“Technology firm Dyn has struggled to lure top engineers to its Manchester, N.H., office. So the company, which helps clients like Twitter Inc. and Netflix Inc. manage their Internet traffic , is helping to create a high-school program that it hopes will prepare students for careers in science and technology—ideally at Dyn.”
Why We Should Treat Teachers like Software Engineers (Tech Crunch)
“America is widely considered a global leader in economics, business, and culture. But when it comes to education, the U.S. seems to be falling behind. In the 2012 PISA results, we ranked 27th in math, 17th in reading, and 20th in science. Our high school graduation rates are ranked 18th internationally.”
“The United States Department of Education has issued guidance to education leaders calling attention to disparities in educational resources along ethnic and economic lines and characterizing such disparities as “potentially … unlawful discrimination.” The list of those disparities explicitly included quantity and quality of technology-based resources available to students.”
When Teachers Need Help in Math (The Atlantic)
“But many elementary and middle school teachers “don’t view themselves as experts,” said William Haver, a professor of mathematics at Virginia Commonwealth University who helped design his state’s math specialist program. Most undergraduate programs for teachers tend to emphasize language arts and give short shrift to mathematics, which means that teachers “often feel inadequate” even after years of teaching the subject, he said. Although most schools have offered their teachers some kind of professional development since the Common Core math goals were released in 2010, many teachers say they still feel unprepared.”

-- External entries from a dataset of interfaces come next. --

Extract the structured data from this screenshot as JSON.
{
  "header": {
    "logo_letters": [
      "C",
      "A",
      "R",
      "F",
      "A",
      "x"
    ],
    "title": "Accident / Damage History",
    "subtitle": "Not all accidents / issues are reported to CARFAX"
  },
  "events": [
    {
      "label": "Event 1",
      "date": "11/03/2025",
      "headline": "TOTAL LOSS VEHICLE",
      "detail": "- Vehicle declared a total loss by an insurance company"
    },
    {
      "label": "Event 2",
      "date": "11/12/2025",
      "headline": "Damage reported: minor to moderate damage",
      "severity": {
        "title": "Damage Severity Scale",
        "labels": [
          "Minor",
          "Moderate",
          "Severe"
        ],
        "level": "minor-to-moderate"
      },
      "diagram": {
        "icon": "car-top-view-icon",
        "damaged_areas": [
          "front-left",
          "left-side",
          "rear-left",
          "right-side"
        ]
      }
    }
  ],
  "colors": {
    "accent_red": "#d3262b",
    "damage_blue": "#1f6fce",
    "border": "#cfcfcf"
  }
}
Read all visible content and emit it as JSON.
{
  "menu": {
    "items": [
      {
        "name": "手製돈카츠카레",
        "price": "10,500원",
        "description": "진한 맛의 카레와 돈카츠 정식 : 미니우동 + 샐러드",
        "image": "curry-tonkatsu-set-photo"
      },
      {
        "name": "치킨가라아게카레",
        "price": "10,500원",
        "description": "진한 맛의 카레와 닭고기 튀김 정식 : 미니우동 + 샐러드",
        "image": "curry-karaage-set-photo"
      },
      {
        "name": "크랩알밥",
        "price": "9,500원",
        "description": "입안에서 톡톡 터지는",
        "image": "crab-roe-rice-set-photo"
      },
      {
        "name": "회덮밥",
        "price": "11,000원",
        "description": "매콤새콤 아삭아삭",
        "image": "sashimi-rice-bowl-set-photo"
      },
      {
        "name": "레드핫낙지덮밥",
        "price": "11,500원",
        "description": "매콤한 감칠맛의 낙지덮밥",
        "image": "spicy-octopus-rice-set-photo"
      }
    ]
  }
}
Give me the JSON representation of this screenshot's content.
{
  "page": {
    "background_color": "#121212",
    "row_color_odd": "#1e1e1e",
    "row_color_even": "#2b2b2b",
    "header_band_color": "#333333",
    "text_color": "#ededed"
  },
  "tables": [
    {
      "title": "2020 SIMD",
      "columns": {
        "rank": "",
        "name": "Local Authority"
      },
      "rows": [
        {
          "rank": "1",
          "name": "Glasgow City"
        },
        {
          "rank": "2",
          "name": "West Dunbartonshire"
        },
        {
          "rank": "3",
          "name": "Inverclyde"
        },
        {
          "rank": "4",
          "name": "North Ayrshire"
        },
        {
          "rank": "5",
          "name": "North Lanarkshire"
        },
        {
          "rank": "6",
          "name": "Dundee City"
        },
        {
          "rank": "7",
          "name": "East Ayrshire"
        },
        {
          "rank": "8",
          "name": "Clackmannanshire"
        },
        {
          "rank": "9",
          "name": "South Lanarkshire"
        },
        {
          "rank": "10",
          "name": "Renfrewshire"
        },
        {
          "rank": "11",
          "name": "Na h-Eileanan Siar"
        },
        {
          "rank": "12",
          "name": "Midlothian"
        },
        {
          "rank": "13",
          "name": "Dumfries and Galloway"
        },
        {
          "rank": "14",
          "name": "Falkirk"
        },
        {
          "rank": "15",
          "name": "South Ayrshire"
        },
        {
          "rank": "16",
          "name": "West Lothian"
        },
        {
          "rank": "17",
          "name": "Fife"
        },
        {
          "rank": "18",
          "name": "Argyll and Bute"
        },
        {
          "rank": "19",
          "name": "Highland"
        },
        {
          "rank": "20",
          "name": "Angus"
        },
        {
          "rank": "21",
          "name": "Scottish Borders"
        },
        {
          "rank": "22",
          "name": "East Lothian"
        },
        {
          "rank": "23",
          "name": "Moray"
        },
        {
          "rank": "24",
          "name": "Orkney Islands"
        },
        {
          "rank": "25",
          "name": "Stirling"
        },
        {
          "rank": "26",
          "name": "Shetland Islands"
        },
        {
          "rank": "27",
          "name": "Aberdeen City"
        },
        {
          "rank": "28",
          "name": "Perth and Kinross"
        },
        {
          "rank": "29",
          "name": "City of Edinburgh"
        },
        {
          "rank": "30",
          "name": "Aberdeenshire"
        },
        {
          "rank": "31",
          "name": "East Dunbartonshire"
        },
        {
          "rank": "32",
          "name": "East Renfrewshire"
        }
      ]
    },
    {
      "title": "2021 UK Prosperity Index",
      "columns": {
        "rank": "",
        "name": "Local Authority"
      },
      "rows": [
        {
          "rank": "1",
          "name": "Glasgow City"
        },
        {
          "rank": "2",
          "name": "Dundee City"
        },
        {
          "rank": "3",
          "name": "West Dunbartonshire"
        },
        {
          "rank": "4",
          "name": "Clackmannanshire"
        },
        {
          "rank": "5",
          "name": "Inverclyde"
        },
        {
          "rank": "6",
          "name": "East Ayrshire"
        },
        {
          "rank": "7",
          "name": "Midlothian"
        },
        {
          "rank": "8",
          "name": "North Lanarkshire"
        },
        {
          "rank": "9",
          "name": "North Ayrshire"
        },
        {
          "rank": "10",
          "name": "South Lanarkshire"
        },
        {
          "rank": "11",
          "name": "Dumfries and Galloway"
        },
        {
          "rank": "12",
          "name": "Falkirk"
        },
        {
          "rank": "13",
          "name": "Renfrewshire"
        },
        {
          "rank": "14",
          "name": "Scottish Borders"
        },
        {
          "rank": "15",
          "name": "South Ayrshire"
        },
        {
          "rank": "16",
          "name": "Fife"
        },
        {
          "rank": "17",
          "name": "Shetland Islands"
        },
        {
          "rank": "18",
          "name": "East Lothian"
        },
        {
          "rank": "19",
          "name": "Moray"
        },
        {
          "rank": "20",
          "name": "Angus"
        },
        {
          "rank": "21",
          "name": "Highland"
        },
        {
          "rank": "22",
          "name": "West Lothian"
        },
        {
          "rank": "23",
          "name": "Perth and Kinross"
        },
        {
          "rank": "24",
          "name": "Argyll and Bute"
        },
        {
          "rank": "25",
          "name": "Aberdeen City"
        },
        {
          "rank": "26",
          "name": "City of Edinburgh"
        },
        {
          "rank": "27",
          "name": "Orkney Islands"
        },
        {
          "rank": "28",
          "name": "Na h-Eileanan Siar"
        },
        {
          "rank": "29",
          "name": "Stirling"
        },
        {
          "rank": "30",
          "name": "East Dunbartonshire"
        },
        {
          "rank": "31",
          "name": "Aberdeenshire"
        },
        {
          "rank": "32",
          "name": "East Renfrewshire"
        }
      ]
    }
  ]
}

“More U.S. high school students are staying in school, according to newly released data from the Census Bureau, as the national dropout rate reached a record low last year. Just 7% of the nation’s 18-to-24 year olds had dropped out of high school, continuing a steady decline in the nation’s dropout rate since 2000, when 12% of youth were dropouts.”